The goal of the event was to encourage resiliency conversations. The program included speakers who told their personal stories of trials and how they overcame them. Then each group in attendance was given a list of questions and time to discuss what they heard and how it resonated with them.
The first speaker, U.S. Air Force Senior Master Sgt. Rory Stark, with the 377th explosive ordnance disposal unit, talked about dealing with near-death and personal trauma.
“[With] the stress and anxiety of being ‘on’ all the time and the acceptance of death, if I didn’t accept death, then I couldn’t do what I did. I’d be paralyzed,” said Stark. “There’s no way I could put on body armor. There’s no way I could protect those guys. There’s no way I could go up and mess with a live device.”
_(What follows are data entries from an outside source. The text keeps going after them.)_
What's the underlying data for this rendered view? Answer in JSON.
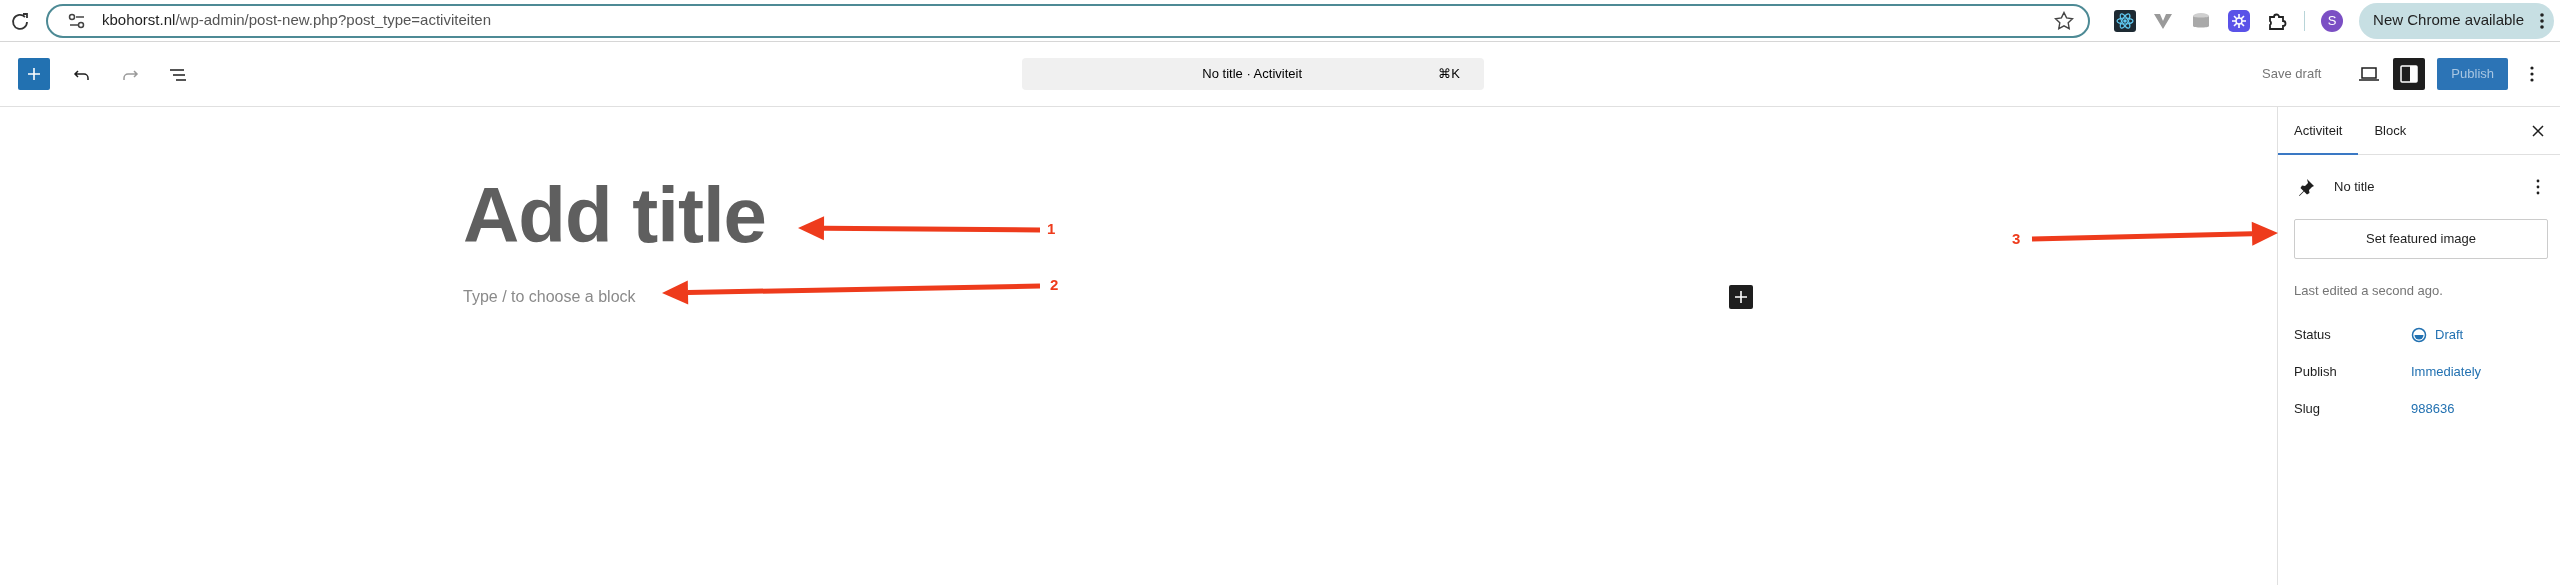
{
  "browser": {
    "url_host": "kbohorst.nl",
    "url_path": "/wp-admin/post-new.php?post_type=activiteiten",
    "profile_initial": "S",
    "update_button": "New Chrome available"
  },
  "editor_header": {
    "command_bar": "No title · Activiteit",
    "shortcut": "⌘K",
    "save_draft": "Save draft",
    "settings_pressed": true,
    "publish": "Publish",
    "publish_disabled": true
  },
  "canvas": {
    "title_placeholder": "Add title",
    "block_placeholder": "Type / to choose a block"
  },
  "annotations": [
    {
      "label": "1"
    },
    {
      "label": "2"
    },
    {
      "label": "3"
    }
  ],
  "sidebar": {
    "tabs": [
      {
        "label": "Activiteit",
        "selected": true
      },
      {
        "label": "Block",
        "selected": false
      }
    ],
    "post_title": "No title",
    "featured_image_button": "Set featured image",
    "last_edited": "Last edited a second ago.",
    "fields": [
      {
        "label": "Status",
        "value": "Draft",
        "kind": "status"
      },
      {
        "label": "Publish",
        "value": "Immediately",
        "kind": "link"
      },
      {
        "label": "Slug",
        "value": "988636",
        "kind": "link"
      }
    ]
  }
}
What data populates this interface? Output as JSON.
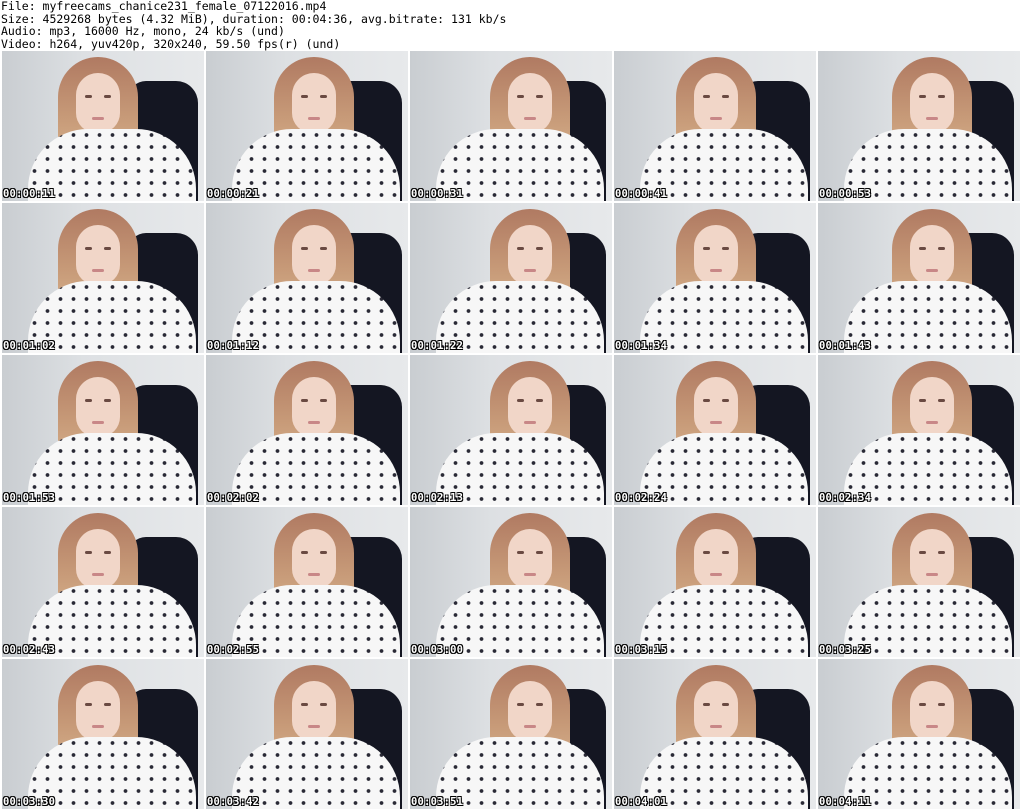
{
  "header": {
    "file_line": "File: myfreecams_chanice231_female_07122016.mp4",
    "size_line": "Size: 4529268 bytes (4.32 MiB), duration: 00:04:36, avg.bitrate: 131 kb/s",
    "audio_line": "Audio: mp3, 16000 Hz, mono, 24 kb/s (und)",
    "video_line": "Video: h264, yuv420p, 320x240, 59.50 fps(r) (und)"
  },
  "thumbnails": [
    {
      "timestamp": "00:00:11"
    },
    {
      "timestamp": "00:00:21"
    },
    {
      "timestamp": "00:00:31"
    },
    {
      "timestamp": "00:00:41"
    },
    {
      "timestamp": "00:00:53"
    },
    {
      "timestamp": "00:01:02"
    },
    {
      "timestamp": "00:01:12"
    },
    {
      "timestamp": "00:01:22"
    },
    {
      "timestamp": "00:01:34"
    },
    {
      "timestamp": "00:01:43"
    },
    {
      "timestamp": "00:01:53"
    },
    {
      "timestamp": "00:02:02"
    },
    {
      "timestamp": "00:02:13"
    },
    {
      "timestamp": "00:02:24"
    },
    {
      "timestamp": "00:02:34"
    },
    {
      "timestamp": "00:02:43"
    },
    {
      "timestamp": "00:02:55"
    },
    {
      "timestamp": "00:03:00"
    },
    {
      "timestamp": "00:03:15"
    },
    {
      "timestamp": "00:03:25"
    },
    {
      "timestamp": "00:03:30"
    },
    {
      "timestamp": "00:03:42"
    },
    {
      "timestamp": "00:03:51"
    },
    {
      "timestamp": "00:04:01"
    },
    {
      "timestamp": "00:04:11"
    }
  ]
}
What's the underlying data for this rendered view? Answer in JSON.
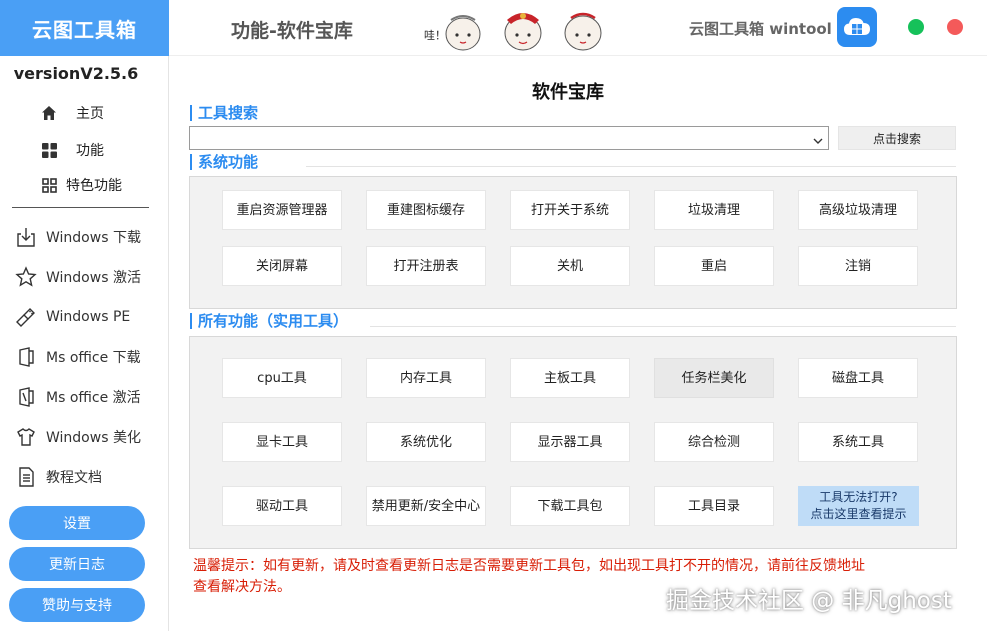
{
  "sidebar": {
    "brand": "云图工具箱",
    "version": "versionV2.5.6",
    "top_nav": [
      {
        "label": "主页",
        "icon": "home-icon"
      },
      {
        "label": "功能",
        "icon": "grid-icon"
      },
      {
        "label": "特色功能",
        "icon": "grid-outline-icon"
      }
    ],
    "items": [
      {
        "label": "Windows 下载",
        "icon": "download-icon"
      },
      {
        "label": "Windows 激活",
        "icon": "star-icon"
      },
      {
        "label": "Windows PE",
        "icon": "usb-icon"
      },
      {
        "label": "Ms office 下载",
        "icon": "office-icon"
      },
      {
        "label": "Ms office 激活",
        "icon": "office-key-icon"
      },
      {
        "label": "Windows 美化",
        "icon": "shirt-icon"
      },
      {
        "label": "教程文档",
        "icon": "document-icon"
      }
    ],
    "buttons": [
      "设置",
      "更新日志",
      "赞助与支持"
    ]
  },
  "header": {
    "title": "功能-软件宝库",
    "right_title": "云图工具箱 wintool",
    "mascot_text": "哇！"
  },
  "main": {
    "page_title": "软件宝库",
    "search": {
      "label": "工具搜索",
      "value": "",
      "button": "点击搜索"
    },
    "system": {
      "label": "系统功能",
      "buttons": [
        [
          "重启资源管理器",
          "重建图标缓存",
          "打开关于系统",
          "垃圾清理",
          "高级垃圾清理"
        ],
        [
          "关闭屏幕",
          "打开注册表",
          "关机",
          "重启",
          "注销"
        ]
      ]
    },
    "all": {
      "label": "所有功能（实用工具）",
      "buttons": [
        [
          "cpu工具",
          "内存工具",
          "主板工具",
          "任务栏美化",
          "磁盘工具"
        ],
        [
          "显卡工具",
          "系统优化",
          "显示器工具",
          "综合检测",
          "系统工具"
        ],
        [
          "驱动工具",
          "禁用更新/安全中心",
          "下载工具包",
          "工具目录"
        ]
      ],
      "hint_line1": "工具无法打开?",
      "hint_line2": "点击这里查看提示"
    },
    "tip_line1": "温馨提示：如有更新，请及时查看更新日志是否需要更新工具包，如出现工具打不开的情况，请前往反馈地址",
    "tip_line2": "查看解决方法。"
  },
  "watermark": "掘金技术社区 @ 非凡ghost",
  "colors": {
    "accent": "#4a9ff5",
    "heading_blue": "#2c8cf0",
    "warning": "#d81e06",
    "minimize": "#16c15a",
    "close": "#f45a5a"
  }
}
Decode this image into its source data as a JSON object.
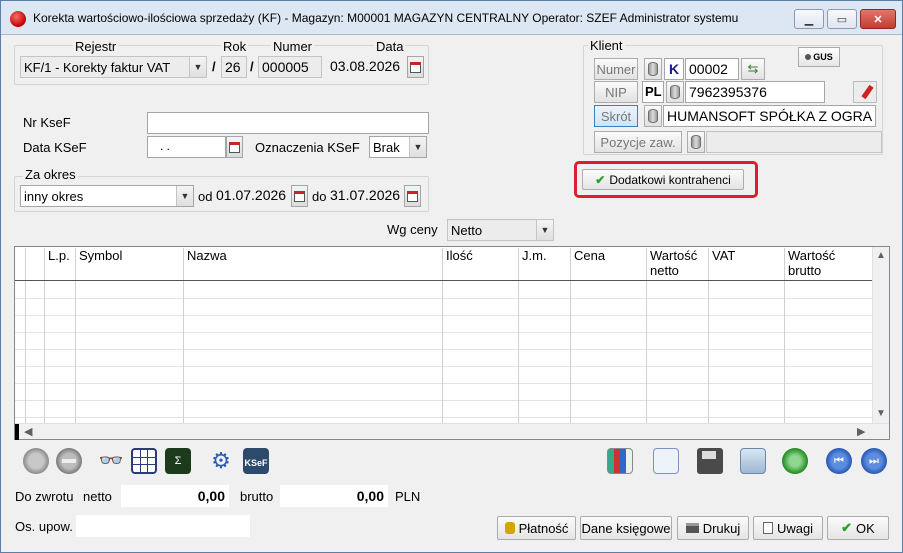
{
  "window": {
    "title": "Korekta wartościowo-ilościowa sprzedaży (KF) - Magazyn: M00001 MAGAZYN CENTRALNY  Operator: SZEF Administrator systemu"
  },
  "document": {
    "rejestr_label": "Rejestr",
    "rok_label": "Rok",
    "numer_label": "Numer",
    "data_label": "Data",
    "rejestr_value": "KF/1   - Korekty faktur VAT",
    "rok_value": "26",
    "numer_value": "000005",
    "data_value": "03.08.2026",
    "sep": "/"
  },
  "ksef": {
    "nr_label": "Nr KseF",
    "nr_value": "",
    "data_label": "Data KSeF",
    "data_value": ". .",
    "oznaczenia_label": "Oznaczenia KSeF",
    "oznaczenia_value": "Brak"
  },
  "period": {
    "label": "Za okres",
    "value": "inny okres",
    "od_label": "od",
    "od_value": "01.07.2026",
    "do_label": "do",
    "do_value": "31.07.2026"
  },
  "klient": {
    "label": "Klient",
    "numer_btn": "Numer",
    "numer_prefix": "K",
    "numer_value": "00002",
    "nip_btn": "NIP",
    "nip_prefix": "PL",
    "nip_value": "7962395376",
    "skrot_btn": "Skrót",
    "skrot_value": "HUMANSOFT SPÓŁKA Z OGRA",
    "pozycje_btn": "Pozycje zaw.",
    "pozycje_value": "",
    "gus_label": "GUS",
    "dodatkowi_btn": "Dodatkowi kontrahenci"
  },
  "wg_ceny": {
    "label": "Wg ceny",
    "value": "Netto"
  },
  "grid": {
    "columns": [
      "L.p.",
      "Symbol",
      "Nazwa",
      "Ilość",
      "J.m.",
      "Cena",
      "Wartość netto",
      "VAT",
      "Wartość brutto"
    ],
    "rows": []
  },
  "totals": {
    "do_zwrotu_label": "Do zwrotu",
    "netto_label": "netto",
    "netto_value": "0,00",
    "brutto_label": "brutto",
    "brutto_value": "0,00",
    "currency": "PLN",
    "os_upow_label": "Os. upow.",
    "os_upow_value": ""
  },
  "buttons": {
    "platnosc": "Płatność",
    "dane_ksiegowe": "Dane księgowe",
    "drukuj": "Drukuj",
    "uwagi": "Uwagi",
    "ok": "OK"
  },
  "colors": {
    "highlight": "#d9202c",
    "title_bg": "#dde7f3",
    "ok_check": "#2aa02a"
  }
}
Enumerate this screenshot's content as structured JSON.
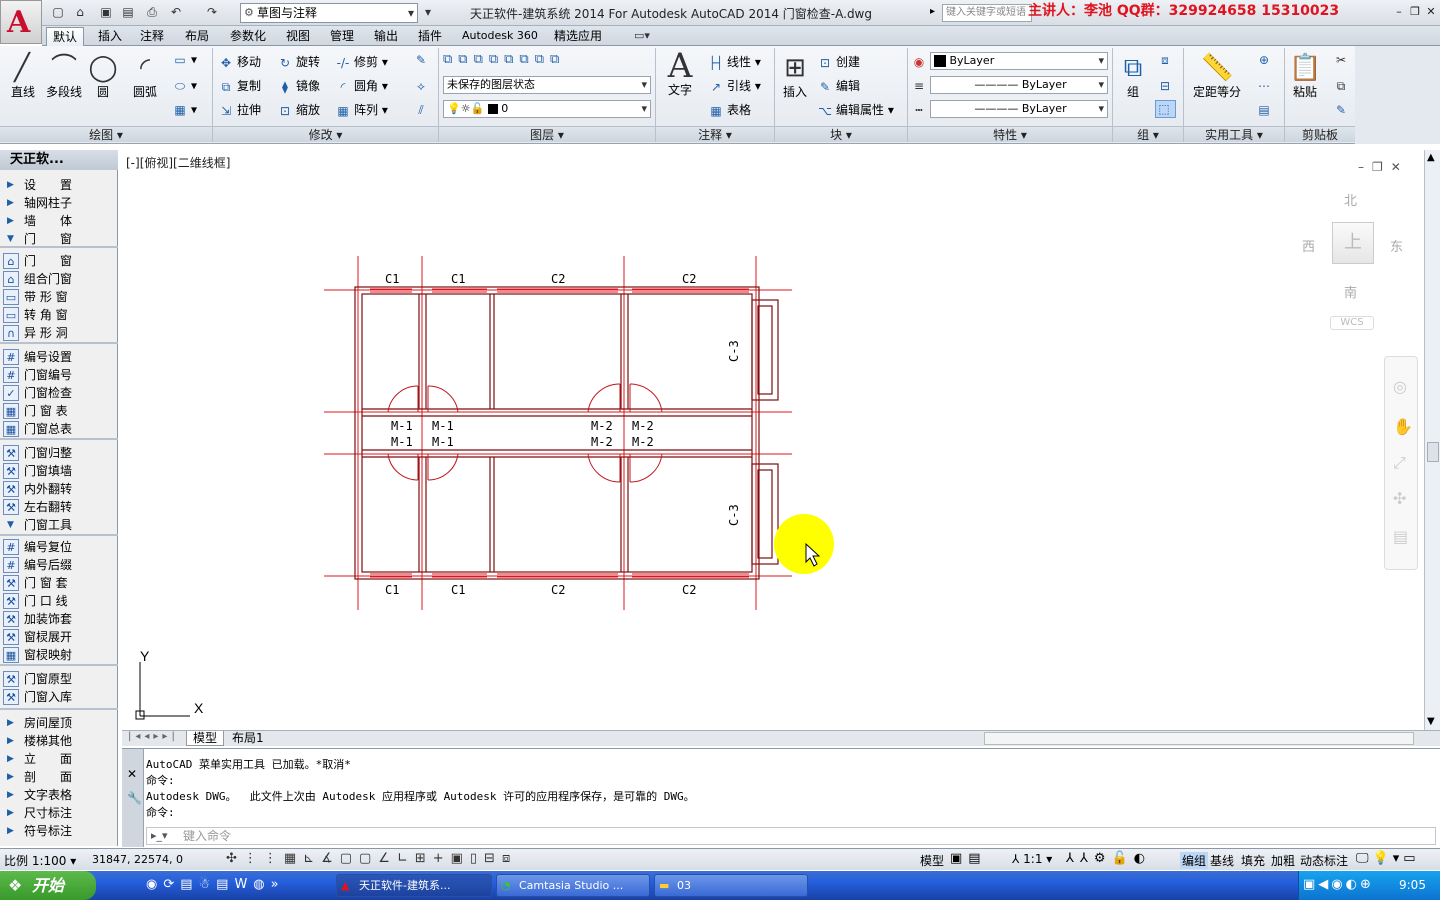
{
  "title_bar": {
    "workspace": "草图与注释",
    "doc_title": "天正软件-建筑系统 2014  For Autodesk AutoCAD 2014    门窗检查-A.dwg",
    "search_placeholder": "键入关键字或短语",
    "watermark": "主讲人：李池    QQ群：329924658 15310023"
  },
  "tabs": [
    "默认",
    "插入",
    "注释",
    "布局",
    "参数化",
    "视图",
    "管理",
    "输出",
    "插件",
    "Autodesk 360",
    "精选应用"
  ],
  "ribbon": {
    "draw": {
      "title": "绘图",
      "buttons": [
        "直线",
        "多段线",
        "圆",
        "圆弧"
      ]
    },
    "modify": {
      "title": "修改",
      "buttons": [
        "移动",
        "旋转",
        "修剪",
        "复制",
        "镜像",
        "圆角",
        "拉伸",
        "缩放",
        "阵列"
      ]
    },
    "layers": {
      "title": "图层",
      "state": "未保存的图层状态",
      "current": "0"
    },
    "annotation": {
      "title": "注释",
      "big": "文字",
      "buttons": [
        "线性",
        "引线",
        "表格"
      ]
    },
    "block": {
      "title": "块",
      "big": "插入",
      "buttons": [
        "创建",
        "编辑",
        "编辑属性"
      ]
    },
    "properties": {
      "title": "特性",
      "color": "ByLayer",
      "linetype": "ByLayer",
      "lineweight": "ByLayer"
    },
    "groups": {
      "title": "组",
      "big": "组"
    },
    "utilities": {
      "title": "实用工具",
      "big": "定距等分"
    },
    "clipboard": {
      "title": "剪贴板",
      "big": "粘贴"
    }
  },
  "sidebar": {
    "title": "天正软...",
    "items": [
      {
        "label": "设　　置",
        "icon": "tri"
      },
      {
        "label": "轴网柱子",
        "icon": "tri"
      },
      {
        "label": "墙　　体",
        "icon": "tri"
      },
      {
        "label": "门　　窗",
        "icon": "tri-open"
      },
      {
        "label": "门　　窗",
        "icon": "door"
      },
      {
        "label": "组合门窗",
        "icon": "door"
      },
      {
        "label": "带 形 窗",
        "icon": "win"
      },
      {
        "label": "转 角 窗",
        "icon": "win"
      },
      {
        "label": "异 形 洞",
        "icon": "arch"
      },
      {
        "label": "编号设置",
        "icon": "tag"
      },
      {
        "label": "门窗编号",
        "icon": "tag"
      },
      {
        "label": "门窗检查",
        "icon": "check"
      },
      {
        "label": "门 窗 表",
        "icon": "table"
      },
      {
        "label": "门窗总表",
        "icon": "table"
      },
      {
        "label": "门窗归整",
        "icon": "tool"
      },
      {
        "label": "门窗填墙",
        "icon": "tool"
      },
      {
        "label": "内外翻转",
        "icon": "tool"
      },
      {
        "label": "左右翻转",
        "icon": "tool"
      },
      {
        "label": "门窗工具",
        "icon": "tri-open"
      },
      {
        "label": "编号复位",
        "icon": "tag"
      },
      {
        "label": "编号后缀",
        "icon": "tag"
      },
      {
        "label": "门 窗 套",
        "icon": "tool"
      },
      {
        "label": "门 口 线",
        "icon": "tool"
      },
      {
        "label": "加装饰套",
        "icon": "tool"
      },
      {
        "label": "窗棂展开",
        "icon": "tool"
      },
      {
        "label": "窗棂映射",
        "icon": "table"
      },
      {
        "label": "门窗原型",
        "icon": "tool"
      },
      {
        "label": "门窗入库",
        "icon": "tool"
      },
      {
        "label": "房间屋顶",
        "icon": "tri"
      },
      {
        "label": "楼梯其他",
        "icon": "tri"
      },
      {
        "label": "立　　面",
        "icon": "tri"
      },
      {
        "label": "剖　　面",
        "icon": "tri"
      },
      {
        "label": "文字表格",
        "icon": "tri"
      },
      {
        "label": "尺寸标注",
        "icon": "tri"
      },
      {
        "label": "符号标注",
        "icon": "tri"
      }
    ]
  },
  "viewport": {
    "label": "[-][俯视][二维线框]",
    "viewcube": {
      "north": "北",
      "south": "南",
      "east": "东",
      "west": "西",
      "top": "上",
      "wcs": "WCS"
    },
    "labels": {
      "c1": "C1",
      "c2": "C2",
      "c3": "C-3",
      "m1": "M-1",
      "m2": "M-2"
    },
    "ucs": {
      "x": "X",
      "y": "Y"
    }
  },
  "layout_tabs": [
    "模型",
    "布局1"
  ],
  "command": {
    "lines": [
      "AutoCAD 菜单实用工具 已加载。*取消*",
      "命令:",
      "Autodesk DWG。  此文件上次由 Autodesk 应用程序或 Autodesk 许可的应用程序保存，是可靠的 DWG。",
      "命令:"
    ],
    "placeholder": "键入命令"
  },
  "status": {
    "scale": "比例 1:100",
    "coords": "31847, 22574, 0",
    "model": "模型",
    "annoscale": "1:1",
    "right_buttons": [
      "编组",
      "基线",
      "填充",
      "加粗",
      "动态标注"
    ]
  },
  "taskbar": {
    "start": "开始",
    "tasks": [
      "天正软件-建筑系...",
      "Camtasia Studio ...",
      "03"
    ],
    "clock": "9:05"
  }
}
Stark said he’ll never be the person he used to be, but he’s learned ways to cope.
“You can’t unsee things, but you can take stuff out. Which I do all the time. I take stuff out of that closet. I look at it, I spin it around, I analyze it and then I put it neatly back in there, and that kind of keeps everything okay,” said Stark. “And sometimes those days are hard.”
Speaker Richard Gornal, with the 377th plans and programs office, faced a different set of challenges. He listed family illnesses and a death, which was immediately followed-up with the sting of his military career possibly ending through administrative actions. However, during all of this, he remained positive.
“Everything you do is extraordinary and it makes a difference in the lives you touch. I believe we are placed where we are for a reason in this path of life,” said Gornal.
After hearing the speakers’ presentations, U.S. Air Force Colonel David S. Miller, 377th Air Base Wing commander, agreed with Gornal that we each have the power to impact others’ lives.
“My hope, is that by us learning about other people’s stories, one, we realize that maybe the things we carry aren’t that heavy, compared to that,” said Miller. “And the other is, that we can all learn different skills on how to carry our own burdens and to be there to embrace those around us.”
Miller first experienced this type of resiliency forum at Malmstrom Air Force Base, Montana. He was inspired by how many people had the courage to stand up and tell their story. He says it’s this kind of deep, genuine sharing that makes us all better together.
For more information, or to volunteer as a speaker, contact Teresa Reinhard at 846-6427.
The next scheduled storyteller’s event will be Jan. 9, 2019.